## WHAT NEEDS TO BE DONE
Looking at the listing below, work out the number of lines where the string "this" shows up, and give that number only.

## INPUT MATERIAL
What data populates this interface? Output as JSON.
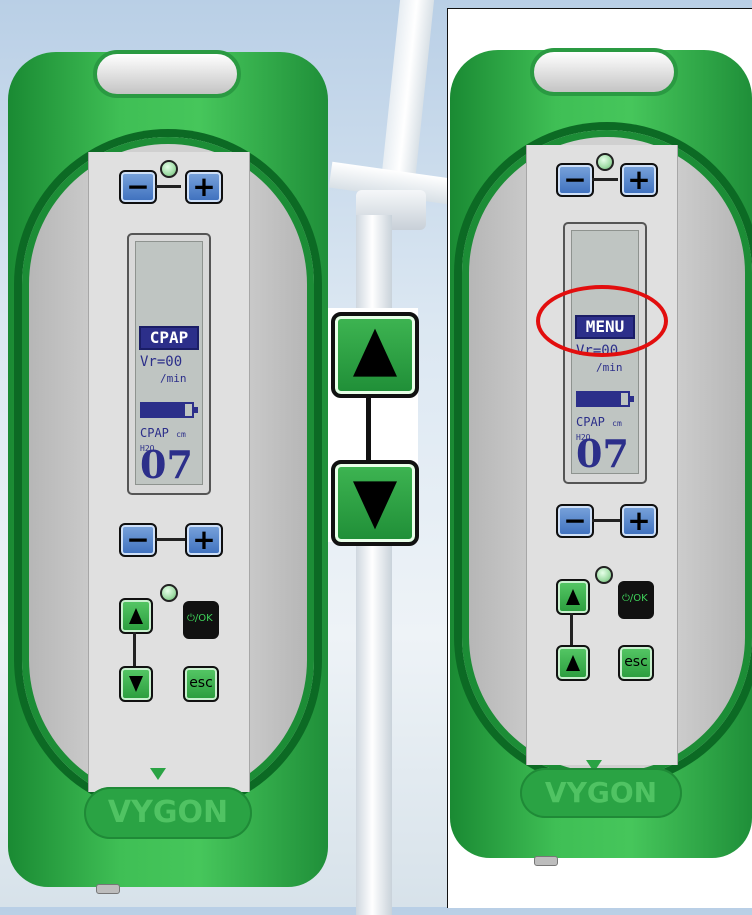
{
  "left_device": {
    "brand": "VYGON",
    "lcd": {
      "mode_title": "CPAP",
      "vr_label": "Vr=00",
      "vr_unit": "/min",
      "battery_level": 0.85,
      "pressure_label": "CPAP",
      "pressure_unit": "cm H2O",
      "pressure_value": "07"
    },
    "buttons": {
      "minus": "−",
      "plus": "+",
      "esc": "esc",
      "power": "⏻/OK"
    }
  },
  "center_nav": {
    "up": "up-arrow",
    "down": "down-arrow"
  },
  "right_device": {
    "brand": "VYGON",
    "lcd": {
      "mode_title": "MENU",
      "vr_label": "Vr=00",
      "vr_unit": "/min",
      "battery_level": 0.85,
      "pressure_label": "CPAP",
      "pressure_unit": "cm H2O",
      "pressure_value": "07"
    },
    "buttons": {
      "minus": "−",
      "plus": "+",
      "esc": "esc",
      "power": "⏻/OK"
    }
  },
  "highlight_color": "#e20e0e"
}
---
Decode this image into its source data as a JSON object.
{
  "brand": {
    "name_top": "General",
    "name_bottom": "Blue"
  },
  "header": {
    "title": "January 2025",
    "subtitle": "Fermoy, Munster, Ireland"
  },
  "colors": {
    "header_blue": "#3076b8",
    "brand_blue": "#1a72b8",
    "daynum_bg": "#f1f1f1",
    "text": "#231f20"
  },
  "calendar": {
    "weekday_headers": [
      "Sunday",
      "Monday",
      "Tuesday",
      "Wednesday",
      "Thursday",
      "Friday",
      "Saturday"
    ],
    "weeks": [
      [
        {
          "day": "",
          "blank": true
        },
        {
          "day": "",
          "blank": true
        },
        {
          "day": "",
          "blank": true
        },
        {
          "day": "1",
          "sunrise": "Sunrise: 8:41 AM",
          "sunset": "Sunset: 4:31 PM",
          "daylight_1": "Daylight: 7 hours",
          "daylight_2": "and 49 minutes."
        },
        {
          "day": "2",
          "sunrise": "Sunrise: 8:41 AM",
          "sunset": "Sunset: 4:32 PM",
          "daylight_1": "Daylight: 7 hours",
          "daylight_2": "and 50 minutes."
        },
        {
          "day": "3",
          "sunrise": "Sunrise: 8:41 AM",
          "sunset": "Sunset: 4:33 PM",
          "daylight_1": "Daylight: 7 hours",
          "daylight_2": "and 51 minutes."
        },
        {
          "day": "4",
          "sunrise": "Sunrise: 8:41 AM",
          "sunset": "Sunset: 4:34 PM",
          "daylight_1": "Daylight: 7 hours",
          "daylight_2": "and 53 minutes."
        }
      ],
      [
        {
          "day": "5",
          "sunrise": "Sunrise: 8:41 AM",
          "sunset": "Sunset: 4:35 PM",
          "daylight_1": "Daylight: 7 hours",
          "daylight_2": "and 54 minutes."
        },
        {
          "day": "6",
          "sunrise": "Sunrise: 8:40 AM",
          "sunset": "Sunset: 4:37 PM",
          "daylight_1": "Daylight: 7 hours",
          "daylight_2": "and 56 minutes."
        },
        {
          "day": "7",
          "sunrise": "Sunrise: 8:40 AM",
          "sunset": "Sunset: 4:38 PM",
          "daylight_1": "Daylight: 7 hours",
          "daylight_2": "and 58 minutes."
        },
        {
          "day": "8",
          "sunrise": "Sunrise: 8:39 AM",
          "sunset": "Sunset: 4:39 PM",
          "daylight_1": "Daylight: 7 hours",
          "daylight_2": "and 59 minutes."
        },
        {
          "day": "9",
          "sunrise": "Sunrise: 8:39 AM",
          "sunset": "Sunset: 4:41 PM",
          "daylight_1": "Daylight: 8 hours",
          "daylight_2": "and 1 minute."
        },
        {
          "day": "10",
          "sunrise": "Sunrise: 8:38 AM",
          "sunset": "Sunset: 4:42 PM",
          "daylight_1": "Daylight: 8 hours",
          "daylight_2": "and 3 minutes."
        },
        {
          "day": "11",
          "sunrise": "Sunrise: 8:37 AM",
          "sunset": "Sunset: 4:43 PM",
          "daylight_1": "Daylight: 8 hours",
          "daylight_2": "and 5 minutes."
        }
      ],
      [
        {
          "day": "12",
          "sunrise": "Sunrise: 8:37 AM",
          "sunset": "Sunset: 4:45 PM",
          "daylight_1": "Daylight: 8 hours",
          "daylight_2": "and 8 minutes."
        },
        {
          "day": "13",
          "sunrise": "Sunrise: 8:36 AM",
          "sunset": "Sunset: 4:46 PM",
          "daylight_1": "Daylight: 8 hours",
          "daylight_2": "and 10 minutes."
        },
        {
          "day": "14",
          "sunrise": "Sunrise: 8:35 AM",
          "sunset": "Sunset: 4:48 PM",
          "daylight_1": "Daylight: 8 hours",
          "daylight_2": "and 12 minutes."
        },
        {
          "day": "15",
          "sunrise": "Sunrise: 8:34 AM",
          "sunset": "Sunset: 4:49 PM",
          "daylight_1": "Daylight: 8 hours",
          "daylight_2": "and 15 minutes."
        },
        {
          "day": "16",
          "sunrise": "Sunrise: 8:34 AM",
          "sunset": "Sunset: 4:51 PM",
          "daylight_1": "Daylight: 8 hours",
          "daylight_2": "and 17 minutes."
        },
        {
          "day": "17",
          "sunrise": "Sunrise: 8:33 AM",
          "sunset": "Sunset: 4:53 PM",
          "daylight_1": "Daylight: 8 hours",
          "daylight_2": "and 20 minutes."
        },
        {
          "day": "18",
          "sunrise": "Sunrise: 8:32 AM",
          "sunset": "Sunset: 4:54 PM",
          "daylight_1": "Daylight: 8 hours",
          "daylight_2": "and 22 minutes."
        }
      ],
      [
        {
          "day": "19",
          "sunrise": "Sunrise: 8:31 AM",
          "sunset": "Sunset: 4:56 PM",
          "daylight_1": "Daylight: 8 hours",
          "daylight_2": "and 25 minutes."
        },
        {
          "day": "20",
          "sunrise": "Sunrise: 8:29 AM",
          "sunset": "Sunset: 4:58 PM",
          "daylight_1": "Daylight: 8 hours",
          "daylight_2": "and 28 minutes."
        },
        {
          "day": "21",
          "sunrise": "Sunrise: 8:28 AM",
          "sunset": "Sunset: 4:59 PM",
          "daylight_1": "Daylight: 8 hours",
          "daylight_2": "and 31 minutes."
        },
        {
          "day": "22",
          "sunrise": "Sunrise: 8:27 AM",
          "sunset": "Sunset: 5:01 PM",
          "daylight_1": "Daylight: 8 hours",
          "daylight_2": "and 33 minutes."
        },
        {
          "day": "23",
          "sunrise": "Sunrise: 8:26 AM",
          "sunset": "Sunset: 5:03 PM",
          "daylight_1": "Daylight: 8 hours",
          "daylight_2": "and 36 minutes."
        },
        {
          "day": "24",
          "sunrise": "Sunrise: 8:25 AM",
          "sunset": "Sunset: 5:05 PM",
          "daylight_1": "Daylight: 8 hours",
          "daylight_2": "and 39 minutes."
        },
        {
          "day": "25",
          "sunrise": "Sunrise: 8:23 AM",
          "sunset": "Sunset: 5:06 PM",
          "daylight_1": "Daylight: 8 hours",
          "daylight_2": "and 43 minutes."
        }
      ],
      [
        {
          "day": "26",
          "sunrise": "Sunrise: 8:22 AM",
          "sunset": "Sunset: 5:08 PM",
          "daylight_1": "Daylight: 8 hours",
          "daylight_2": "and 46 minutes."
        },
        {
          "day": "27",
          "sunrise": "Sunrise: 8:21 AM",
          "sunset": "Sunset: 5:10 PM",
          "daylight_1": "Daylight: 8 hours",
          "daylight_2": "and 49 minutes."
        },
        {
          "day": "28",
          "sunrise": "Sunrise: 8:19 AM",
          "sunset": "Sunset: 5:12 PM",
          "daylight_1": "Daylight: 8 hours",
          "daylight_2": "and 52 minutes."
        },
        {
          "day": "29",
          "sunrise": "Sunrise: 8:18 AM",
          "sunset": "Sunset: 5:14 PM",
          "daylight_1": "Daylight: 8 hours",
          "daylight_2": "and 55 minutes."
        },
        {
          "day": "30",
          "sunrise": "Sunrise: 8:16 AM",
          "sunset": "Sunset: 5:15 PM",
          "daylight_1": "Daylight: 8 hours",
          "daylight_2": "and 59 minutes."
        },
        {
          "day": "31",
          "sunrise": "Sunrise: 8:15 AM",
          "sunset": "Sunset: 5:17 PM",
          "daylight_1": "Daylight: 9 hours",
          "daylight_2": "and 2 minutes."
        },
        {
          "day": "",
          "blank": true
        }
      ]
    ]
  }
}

## TASK RESPONSE
2